The poet Carolyn Forche said something to the effect of, “Good political writing erases the division between personal and political inquiry.” I’m paraphrasing, but the point remains that if you’re struggling with that question, then you’re probably in trouble. As soon as a story feels like an invective, some kind of op-ed that’s trying to sneak in the side door, it’s dead in the water. Op-eds work well at a page and a half, but try hammering your message into your reader’s brain for 250 pages and they’re going to be very uncomfortable.

To me, great essays involve a writer wrestling with material that is very dangerous and unsettled for them—they’re at war with themselves on the page. Great fiction, likewise, is about the unanswerable and shadowy part of life. David Foster Wallace talked about how reading fiction made him feel less alone, because you the reader are peering so deeply into the lived experience of someone else.

I want the energy of great essay and I want the energy of great novels—that intimacy that Wallace is talking about is achieved through penetrating very deeply the interior space of a very complicated person’s life, you’re drilling down into their essence. But from my experience, political questions—questions of class and money and power—are also part of people’s lives in a very rich and complicated ways. I want it all. And I know a lot of writing teachers get upset when a story starts sounding like an essay, but I get upset when a narrator isn’t allowed to think aloud, when it’s all supposed to be surface drama and hidden messages buried in the subtext.
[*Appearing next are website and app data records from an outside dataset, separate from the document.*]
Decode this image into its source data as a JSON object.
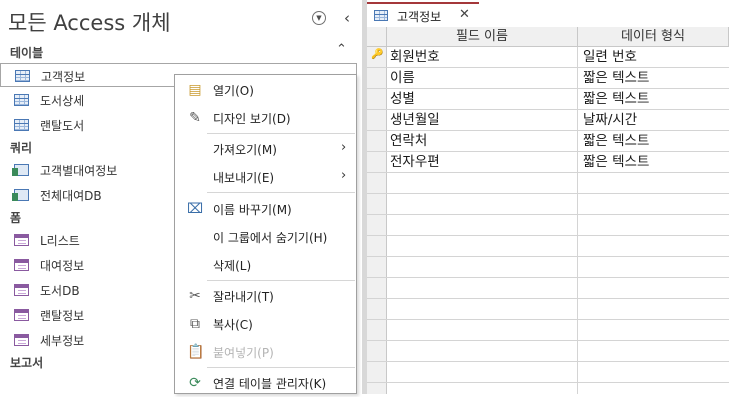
{
  "nav": {
    "title": "모든 Access 개체",
    "groups": [
      {
        "label": "테이블",
        "items": [
          {
            "label": "고객정보"
          },
          {
            "label": "도서상세"
          },
          {
            "label": "랜탈도서"
          }
        ]
      },
      {
        "label": "쿼리",
        "items": [
          {
            "label": "고객별대여정보"
          },
          {
            "label": "전체대여DB"
          }
        ]
      },
      {
        "label": "폼",
        "items": [
          {
            "label": "L리스트"
          },
          {
            "label": "대여정보"
          },
          {
            "label": "도서DB"
          },
          {
            "label": "랜탈정보"
          },
          {
            "label": "세부정보"
          }
        ]
      },
      {
        "label": "보고서",
        "items": []
      }
    ]
  },
  "context_menu": {
    "items": [
      {
        "label": "열기(O)",
        "icon": "open-icon"
      },
      {
        "label": "디자인 보기(D)",
        "icon": "design-view-icon"
      },
      {
        "label": "가져오기(M)",
        "submenu": true
      },
      {
        "label": "내보내기(E)",
        "submenu": true
      },
      {
        "label": "이름 바꾸기(M)",
        "icon": "rename-icon"
      },
      {
        "label": "이 그룹에서 숨기기(H)"
      },
      {
        "label": "삭제(L)"
      },
      {
        "label": "잘라내기(T)",
        "icon": "scissors-icon"
      },
      {
        "label": "복사(C)",
        "icon": "copy-icon"
      },
      {
        "label": "붙여넣기(P)",
        "icon": "paste-icon",
        "disabled": true
      },
      {
        "label": "연결 테이블 관리자(K)",
        "icon": "linked-table-manager-icon"
      }
    ]
  },
  "document": {
    "tab_label": "고객정보",
    "columns": [
      "필드 이름",
      "데이터 형식"
    ],
    "rows": [
      {
        "field": "회원번호",
        "type": "일련 번호",
        "primary_key": true
      },
      {
        "field": "이름",
        "type": "짧은 텍스트"
      },
      {
        "field": "성별",
        "type": "짧은 텍스트"
      },
      {
        "field": "생년월일",
        "type": "날짜/시간"
      },
      {
        "field": "연락처",
        "type": "짧은 텍스트"
      },
      {
        "field": "전자우편",
        "type": "짧은 텍스트"
      }
    ]
  },
  "colors": {
    "accent": "#a4373a",
    "selection_border": "#a6a6a6"
  }
}
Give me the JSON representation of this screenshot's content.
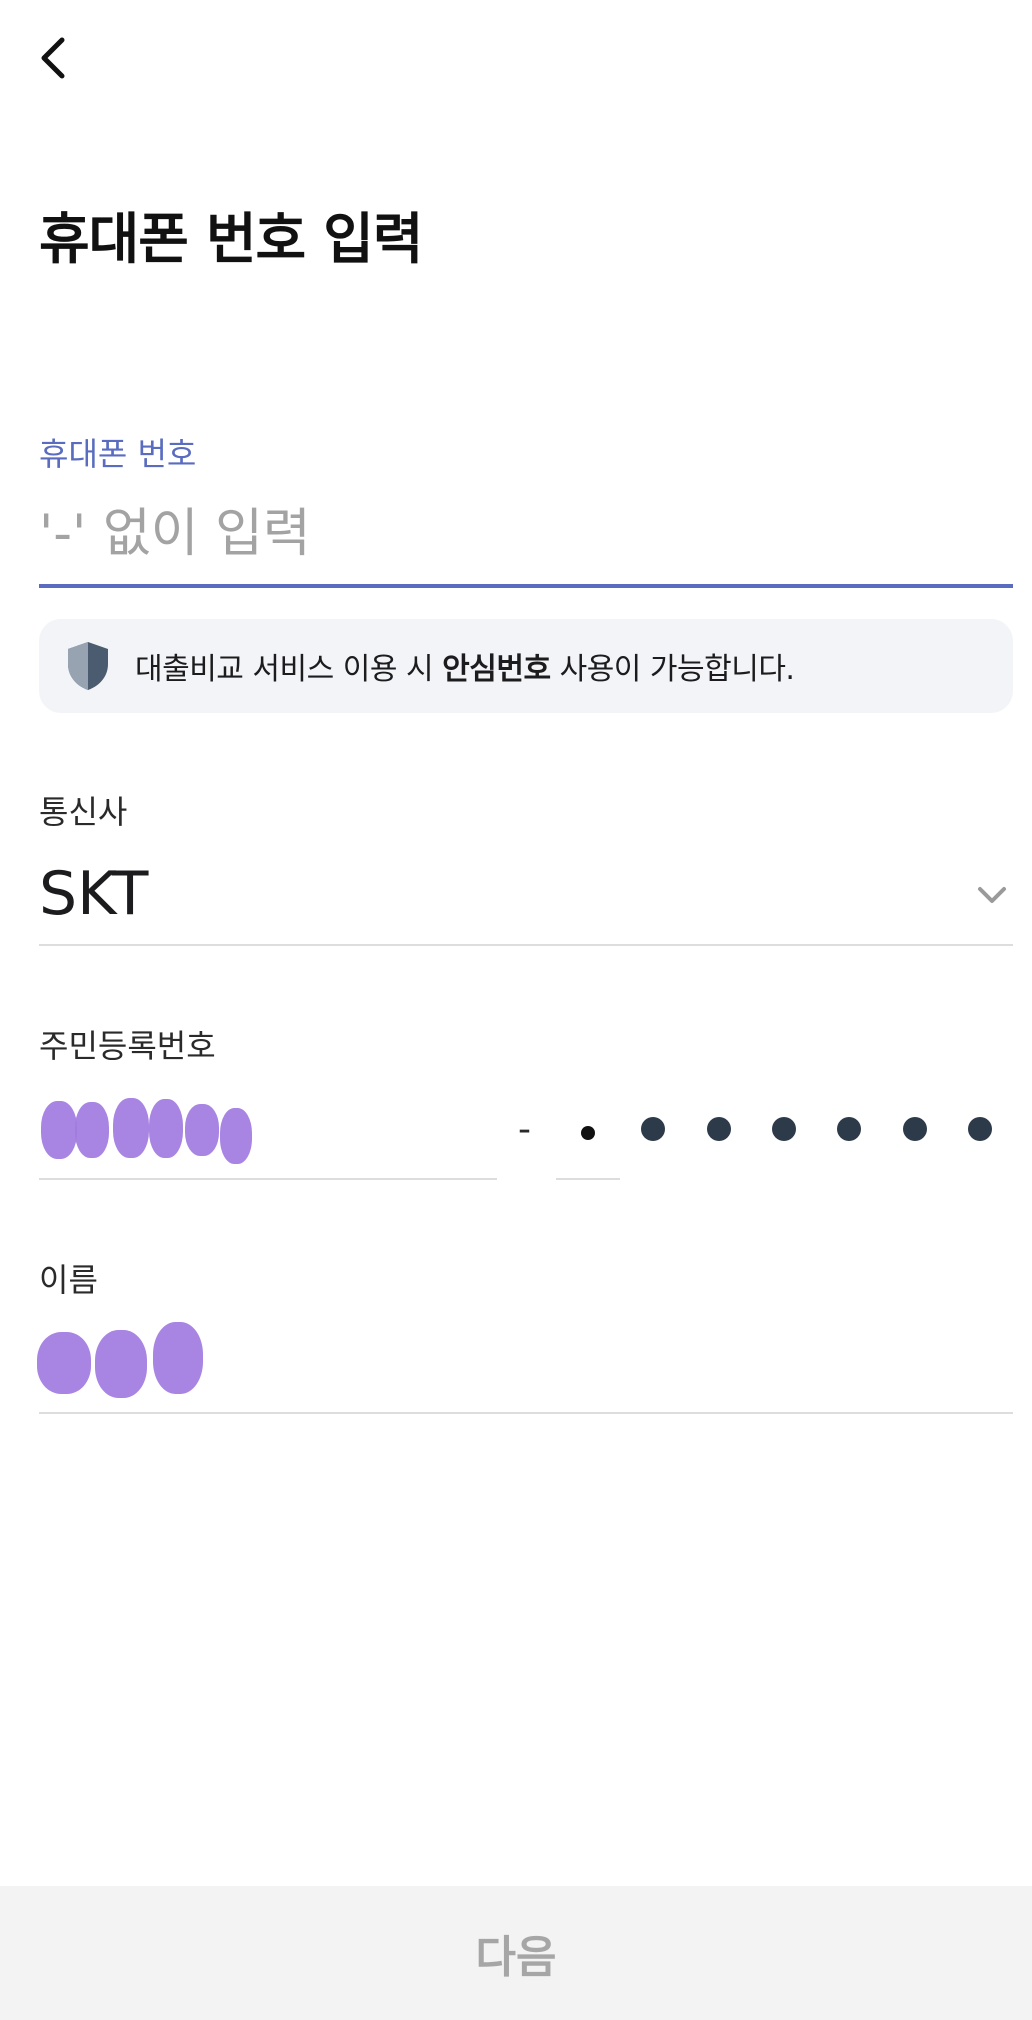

Had a great time talking to author Peter Mountford about his new book, The Dismal Science, for Brooklyn Based. Please check it out!.